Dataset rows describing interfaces
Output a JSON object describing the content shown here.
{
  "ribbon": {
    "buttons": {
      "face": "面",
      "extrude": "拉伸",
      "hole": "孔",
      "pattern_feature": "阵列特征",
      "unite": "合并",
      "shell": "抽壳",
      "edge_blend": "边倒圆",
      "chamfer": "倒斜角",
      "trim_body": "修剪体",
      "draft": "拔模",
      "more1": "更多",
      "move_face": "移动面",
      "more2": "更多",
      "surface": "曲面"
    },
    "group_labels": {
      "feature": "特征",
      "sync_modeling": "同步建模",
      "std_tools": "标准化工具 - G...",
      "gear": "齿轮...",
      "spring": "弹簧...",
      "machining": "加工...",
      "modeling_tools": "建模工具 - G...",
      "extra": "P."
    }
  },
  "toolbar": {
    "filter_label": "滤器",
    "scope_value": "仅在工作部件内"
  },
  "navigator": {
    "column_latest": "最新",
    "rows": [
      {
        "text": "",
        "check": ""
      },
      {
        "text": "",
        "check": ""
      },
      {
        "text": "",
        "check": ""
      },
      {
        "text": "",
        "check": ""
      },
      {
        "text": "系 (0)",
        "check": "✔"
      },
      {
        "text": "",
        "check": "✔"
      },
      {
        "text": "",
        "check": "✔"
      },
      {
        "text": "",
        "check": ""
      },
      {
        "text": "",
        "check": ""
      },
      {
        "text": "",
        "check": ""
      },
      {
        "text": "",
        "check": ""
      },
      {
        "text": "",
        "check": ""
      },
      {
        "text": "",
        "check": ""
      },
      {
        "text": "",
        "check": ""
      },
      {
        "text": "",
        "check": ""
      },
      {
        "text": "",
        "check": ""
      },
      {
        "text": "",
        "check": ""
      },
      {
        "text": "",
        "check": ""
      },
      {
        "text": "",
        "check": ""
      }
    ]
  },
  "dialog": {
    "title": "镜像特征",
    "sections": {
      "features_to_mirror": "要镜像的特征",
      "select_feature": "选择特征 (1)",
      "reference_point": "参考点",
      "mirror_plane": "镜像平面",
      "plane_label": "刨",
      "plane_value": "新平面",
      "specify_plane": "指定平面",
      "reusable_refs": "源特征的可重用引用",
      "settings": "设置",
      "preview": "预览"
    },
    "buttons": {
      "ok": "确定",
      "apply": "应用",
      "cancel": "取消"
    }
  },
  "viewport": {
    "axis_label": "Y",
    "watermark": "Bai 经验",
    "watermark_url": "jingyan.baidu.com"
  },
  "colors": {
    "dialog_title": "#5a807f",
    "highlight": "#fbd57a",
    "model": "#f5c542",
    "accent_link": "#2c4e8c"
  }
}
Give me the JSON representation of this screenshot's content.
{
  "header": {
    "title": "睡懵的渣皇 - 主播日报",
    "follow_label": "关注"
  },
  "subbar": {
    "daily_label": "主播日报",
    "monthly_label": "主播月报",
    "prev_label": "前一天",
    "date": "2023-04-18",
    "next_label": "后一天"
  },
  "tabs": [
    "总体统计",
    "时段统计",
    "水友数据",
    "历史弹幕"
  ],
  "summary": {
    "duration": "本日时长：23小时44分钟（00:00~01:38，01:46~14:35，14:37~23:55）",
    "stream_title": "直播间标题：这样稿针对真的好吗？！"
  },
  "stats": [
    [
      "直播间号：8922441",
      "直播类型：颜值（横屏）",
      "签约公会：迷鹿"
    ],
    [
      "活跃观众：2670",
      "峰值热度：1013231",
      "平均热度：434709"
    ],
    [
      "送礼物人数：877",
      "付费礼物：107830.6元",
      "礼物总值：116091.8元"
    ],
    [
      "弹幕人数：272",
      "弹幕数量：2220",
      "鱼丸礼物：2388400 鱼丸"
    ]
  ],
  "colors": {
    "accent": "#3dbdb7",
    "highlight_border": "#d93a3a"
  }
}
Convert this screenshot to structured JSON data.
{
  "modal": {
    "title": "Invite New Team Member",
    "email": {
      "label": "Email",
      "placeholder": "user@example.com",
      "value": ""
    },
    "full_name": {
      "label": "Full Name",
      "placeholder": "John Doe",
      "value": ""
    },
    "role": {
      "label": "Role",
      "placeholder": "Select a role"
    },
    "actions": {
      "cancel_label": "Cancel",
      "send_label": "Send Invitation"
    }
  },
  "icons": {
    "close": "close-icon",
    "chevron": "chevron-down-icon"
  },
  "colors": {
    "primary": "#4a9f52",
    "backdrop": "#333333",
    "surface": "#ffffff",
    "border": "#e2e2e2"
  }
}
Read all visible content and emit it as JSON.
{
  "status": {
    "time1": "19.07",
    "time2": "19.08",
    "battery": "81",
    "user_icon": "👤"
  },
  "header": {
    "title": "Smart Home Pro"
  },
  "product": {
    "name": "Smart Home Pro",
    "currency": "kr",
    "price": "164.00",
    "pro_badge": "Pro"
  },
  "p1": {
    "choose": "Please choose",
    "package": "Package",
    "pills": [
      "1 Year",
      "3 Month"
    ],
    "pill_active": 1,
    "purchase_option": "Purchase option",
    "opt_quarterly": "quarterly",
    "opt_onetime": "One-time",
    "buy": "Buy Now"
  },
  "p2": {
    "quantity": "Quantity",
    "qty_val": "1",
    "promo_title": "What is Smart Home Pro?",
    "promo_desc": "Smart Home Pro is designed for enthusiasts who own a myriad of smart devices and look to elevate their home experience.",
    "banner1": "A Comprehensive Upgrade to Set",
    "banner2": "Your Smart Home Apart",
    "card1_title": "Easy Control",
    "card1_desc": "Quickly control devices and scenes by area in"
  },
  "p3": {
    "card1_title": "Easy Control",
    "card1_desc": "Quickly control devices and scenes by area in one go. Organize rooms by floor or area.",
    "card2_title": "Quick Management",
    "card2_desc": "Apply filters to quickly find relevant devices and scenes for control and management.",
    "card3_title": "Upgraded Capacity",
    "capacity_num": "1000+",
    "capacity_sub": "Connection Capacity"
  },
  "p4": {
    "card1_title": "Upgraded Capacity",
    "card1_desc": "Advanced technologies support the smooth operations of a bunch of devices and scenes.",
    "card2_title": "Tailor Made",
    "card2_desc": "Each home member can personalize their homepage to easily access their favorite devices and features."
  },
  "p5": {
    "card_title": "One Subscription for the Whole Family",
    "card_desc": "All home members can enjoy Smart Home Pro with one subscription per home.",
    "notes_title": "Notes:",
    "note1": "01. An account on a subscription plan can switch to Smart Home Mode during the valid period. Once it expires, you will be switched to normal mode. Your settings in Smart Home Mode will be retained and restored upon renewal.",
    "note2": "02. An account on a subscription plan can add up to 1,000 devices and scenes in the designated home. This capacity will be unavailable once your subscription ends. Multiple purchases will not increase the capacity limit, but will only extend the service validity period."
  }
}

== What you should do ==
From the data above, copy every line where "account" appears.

== Solution ==
    "note1": "01. An account on a subscription plan can switch to Smart Home Mode during the valid period. Once it expires, you will be switched to normal mode. Your settings in Smart Home Mode will be retained and restored upon renewal.",
    "note2": "02. An account on a subscription plan can add up to 1,000 devices and scenes in the designated home. This capacity will be unavailable once your subscription ends. Multiple purchases will not increase the capacity limit, but will only extend the service validity period."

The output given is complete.